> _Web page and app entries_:
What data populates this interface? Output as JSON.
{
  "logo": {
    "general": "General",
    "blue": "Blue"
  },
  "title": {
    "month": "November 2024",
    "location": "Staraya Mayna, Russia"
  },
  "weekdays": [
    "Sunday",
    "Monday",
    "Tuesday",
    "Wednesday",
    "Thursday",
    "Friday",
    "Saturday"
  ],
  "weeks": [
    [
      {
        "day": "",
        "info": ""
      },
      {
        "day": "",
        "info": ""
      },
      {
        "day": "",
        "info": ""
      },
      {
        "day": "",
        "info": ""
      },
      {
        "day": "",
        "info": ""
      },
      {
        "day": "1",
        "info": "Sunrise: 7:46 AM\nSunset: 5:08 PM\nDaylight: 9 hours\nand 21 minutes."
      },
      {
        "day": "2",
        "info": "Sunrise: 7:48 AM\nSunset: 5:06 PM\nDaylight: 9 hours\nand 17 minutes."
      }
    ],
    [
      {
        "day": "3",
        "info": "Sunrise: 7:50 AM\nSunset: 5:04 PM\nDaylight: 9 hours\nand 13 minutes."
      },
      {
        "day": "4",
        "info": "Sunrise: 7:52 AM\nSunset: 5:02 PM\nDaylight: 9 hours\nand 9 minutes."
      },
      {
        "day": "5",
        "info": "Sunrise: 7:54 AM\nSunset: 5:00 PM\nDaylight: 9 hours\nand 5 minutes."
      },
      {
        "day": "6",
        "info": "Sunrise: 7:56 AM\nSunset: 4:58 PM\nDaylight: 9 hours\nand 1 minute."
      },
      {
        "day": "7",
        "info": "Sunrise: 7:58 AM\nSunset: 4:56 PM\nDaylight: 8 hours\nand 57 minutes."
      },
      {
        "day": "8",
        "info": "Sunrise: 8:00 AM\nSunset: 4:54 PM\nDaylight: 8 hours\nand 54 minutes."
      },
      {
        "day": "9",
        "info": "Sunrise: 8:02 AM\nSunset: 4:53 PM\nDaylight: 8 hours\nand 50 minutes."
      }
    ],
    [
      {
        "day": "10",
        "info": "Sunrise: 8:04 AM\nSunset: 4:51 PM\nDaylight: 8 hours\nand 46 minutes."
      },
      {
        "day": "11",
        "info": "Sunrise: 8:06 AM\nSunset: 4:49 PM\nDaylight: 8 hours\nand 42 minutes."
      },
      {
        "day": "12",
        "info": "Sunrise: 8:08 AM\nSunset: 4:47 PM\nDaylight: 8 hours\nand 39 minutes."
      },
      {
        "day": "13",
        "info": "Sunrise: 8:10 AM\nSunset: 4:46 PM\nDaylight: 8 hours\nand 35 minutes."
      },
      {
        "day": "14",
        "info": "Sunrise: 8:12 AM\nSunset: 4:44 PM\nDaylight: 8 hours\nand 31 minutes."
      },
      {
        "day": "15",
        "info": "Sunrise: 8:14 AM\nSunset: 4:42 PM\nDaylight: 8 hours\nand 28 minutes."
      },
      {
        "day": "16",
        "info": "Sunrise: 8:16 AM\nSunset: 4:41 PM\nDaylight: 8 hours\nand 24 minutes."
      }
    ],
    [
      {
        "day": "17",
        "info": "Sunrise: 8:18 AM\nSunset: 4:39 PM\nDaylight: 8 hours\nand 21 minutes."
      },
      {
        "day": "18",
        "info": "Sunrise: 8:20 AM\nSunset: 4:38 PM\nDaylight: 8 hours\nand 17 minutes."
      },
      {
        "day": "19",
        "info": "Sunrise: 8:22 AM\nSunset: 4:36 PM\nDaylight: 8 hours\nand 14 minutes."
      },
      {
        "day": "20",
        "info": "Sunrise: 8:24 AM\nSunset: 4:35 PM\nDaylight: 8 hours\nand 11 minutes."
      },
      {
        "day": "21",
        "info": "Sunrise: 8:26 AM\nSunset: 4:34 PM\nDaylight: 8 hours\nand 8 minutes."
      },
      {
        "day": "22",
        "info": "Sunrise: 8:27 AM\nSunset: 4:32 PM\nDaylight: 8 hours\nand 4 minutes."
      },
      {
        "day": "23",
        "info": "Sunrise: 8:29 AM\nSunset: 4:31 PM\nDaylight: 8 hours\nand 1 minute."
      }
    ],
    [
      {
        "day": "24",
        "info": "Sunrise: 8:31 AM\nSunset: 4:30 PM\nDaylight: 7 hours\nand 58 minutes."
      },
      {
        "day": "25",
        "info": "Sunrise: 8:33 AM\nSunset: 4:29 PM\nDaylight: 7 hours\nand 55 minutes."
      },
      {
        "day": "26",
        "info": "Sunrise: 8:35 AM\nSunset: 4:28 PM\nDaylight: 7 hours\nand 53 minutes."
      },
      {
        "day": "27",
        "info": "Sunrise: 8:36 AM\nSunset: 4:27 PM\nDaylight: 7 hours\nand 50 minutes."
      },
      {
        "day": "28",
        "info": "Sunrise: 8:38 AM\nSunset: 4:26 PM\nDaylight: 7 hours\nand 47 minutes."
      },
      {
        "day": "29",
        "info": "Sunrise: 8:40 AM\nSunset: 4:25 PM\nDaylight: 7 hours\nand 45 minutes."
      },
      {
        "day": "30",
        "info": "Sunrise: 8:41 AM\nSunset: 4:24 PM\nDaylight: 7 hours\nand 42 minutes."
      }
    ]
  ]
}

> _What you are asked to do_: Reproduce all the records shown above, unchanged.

> _Your solution_:
What data populates this interface? Output as JSON.
{
  "logo": {
    "general": "General",
    "blue": "Blue"
  },
  "title": {
    "month": "November 2024",
    "location": "Staraya Mayna, Russia"
  },
  "weekdays": [
    "Sunday",
    "Monday",
    "Tuesday",
    "Wednesday",
    "Thursday",
    "Friday",
    "Saturday"
  ],
  "weeks": [
    [
      {
        "day": "",
        "info": ""
      },
      {
        "day": "",
        "info": ""
      },
      {
        "day": "",
        "info": ""
      },
      {
        "day": "",
        "info": ""
      },
      {
        "day": "",
        "info": ""
      },
      {
        "day": "1",
        "info": "Sunrise: 7:46 AM\nSunset: 5:08 PM\nDaylight: 9 hours\nand 21 minutes."
      },
      {
        "day": "2",
        "info": "Sunrise: 7:48 AM\nSunset: 5:06 PM\nDaylight: 9 hours\nand 17 minutes."
      }
    ],
    [
      {
        "day": "3",
        "info": "Sunrise: 7:50 AM\nSunset: 5:04 PM\nDaylight: 9 hours\nand 13 minutes."
      },
      {
        "day": "4",
        "info": "Sunrise: 7:52 AM\nSunset: 5:02 PM\nDaylight: 9 hours\nand 9 minutes."
      },
      {
        "day": "5",
        "info": "Sunrise: 7:54 AM\nSunset: 5:00 PM\nDaylight: 9 hours\nand 5 minutes."
      },
      {
        "day": "6",
        "info": "Sunrise: 7:56 AM\nSunset: 4:58 PM\nDaylight: 9 hours\nand 1 minute."
      },
      {
        "day": "7",
        "info": "Sunrise: 7:58 AM\nSunset: 4:56 PM\nDaylight: 8 hours\nand 57 minutes."
      },
      {
        "day": "8",
        "info": "Sunrise: 8:00 AM\nSunset: 4:54 PM\nDaylight: 8 hours\nand 54 minutes."
      },
      {
        "day": "9",
        "info": "Sunrise: 8:02 AM\nSunset: 4:53 PM\nDaylight: 8 hours\nand 50 minutes."
      }
    ],
    [
      {
        "day": "10",
        "info": "Sunrise: 8:04 AM\nSunset: 4:51 PM\nDaylight: 8 hours\nand 46 minutes."
      },
      {
        "day": "11",
        "info": "Sunrise: 8:06 AM\nSunset: 4:49 PM\nDaylight: 8 hours\nand 42 minutes."
      },
      {
        "day": "12",
        "info": "Sunrise: 8:08 AM\nSunset: 4:47 PM\nDaylight: 8 hours\nand 39 minutes."
      },
      {
        "day": "13",
        "info": "Sunrise: 8:10 AM\nSunset: 4:46 PM\nDaylight: 8 hours\nand 35 minutes."
      },
      {
        "day": "14",
        "info": "Sunrise: 8:12 AM\nSunset: 4:44 PM\nDaylight: 8 hours\nand 31 minutes."
      },
      {
        "day": "15",
        "info": "Sunrise: 8:14 AM\nSunset: 4:42 PM\nDaylight: 8 hours\nand 28 minutes."
      },
      {
        "day": "16",
        "info": "Sunrise: 8:16 AM\nSunset: 4:41 PM\nDaylight: 8 hours\nand 24 minutes."
      }
    ],
    [
      {
        "day": "17",
        "info": "Sunrise: 8:18 AM\nSunset: 4:39 PM\nDaylight: 8 hours\nand 21 minutes."
      },
      {
        "day": "18",
        "info": "Sunrise: 8:20 AM\nSunset: 4:38 PM\nDaylight: 8 hours\nand 17 minutes."
      },
      {
        "day": "19",
        "info": "Sunrise: 8:22 AM\nSunset: 4:36 PM\nDaylight: 8 hours\nand 14 minutes."
      },
      {
        "day": "20",
        "info": "Sunrise: 8:24 AM\nSunset: 4:35 PM\nDaylight: 8 hours\nand 11 minutes."
      },
      {
        "day": "21",
        "info": "Sunrise: 8:26 AM\nSunset: 4:34 PM\nDaylight: 8 hours\nand 8 minutes."
      },
      {
        "day": "22",
        "info": "Sunrise: 8:27 AM\nSunset: 4:32 PM\nDaylight: 8 hours\nand 4 minutes."
      },
      {
        "day": "23",
        "info": "Sunrise: 8:29 AM\nSunset: 4:31 PM\nDaylight: 8 hours\nand 1 minute."
      }
    ],
    [
      {
        "day": "24",
        "info": "Sunrise: 8:31 AM\nSunset: 4:30 PM\nDaylight: 7 hours\nand 58 minutes."
      },
      {
        "day": "25",
        "info": "Sunrise: 8:33 AM\nSunset: 4:29 PM\nDaylight: 7 hours\nand 55 minutes."
      },
      {
        "day": "26",
        "info": "Sunrise: 8:35 AM\nSunset: 4:28 PM\nDaylight: 7 hours\nand 53 minutes."
      },
      {
        "day": "27",
        "info": "Sunrise: 8:36 AM\nSunset: 4:27 PM\nDaylight: 7 hours\nand 50 minutes."
      },
      {
        "day": "28",
        "info": "Sunrise: 8:38 AM\nSunset: 4:26 PM\nDaylight: 7 hours\nand 47 minutes."
      },
      {
        "day": "29",
        "info": "Sunrise: 8:40 AM\nSunset: 4:25 PM\nDaylight: 7 hours\nand 45 minutes."
      },
      {
        "day": "30",
        "info": "Sunrise: 8:41 AM\nSunset: 4:24 PM\nDaylight: 7 hours\nand 42 minutes."
      }
    ]
  ]
}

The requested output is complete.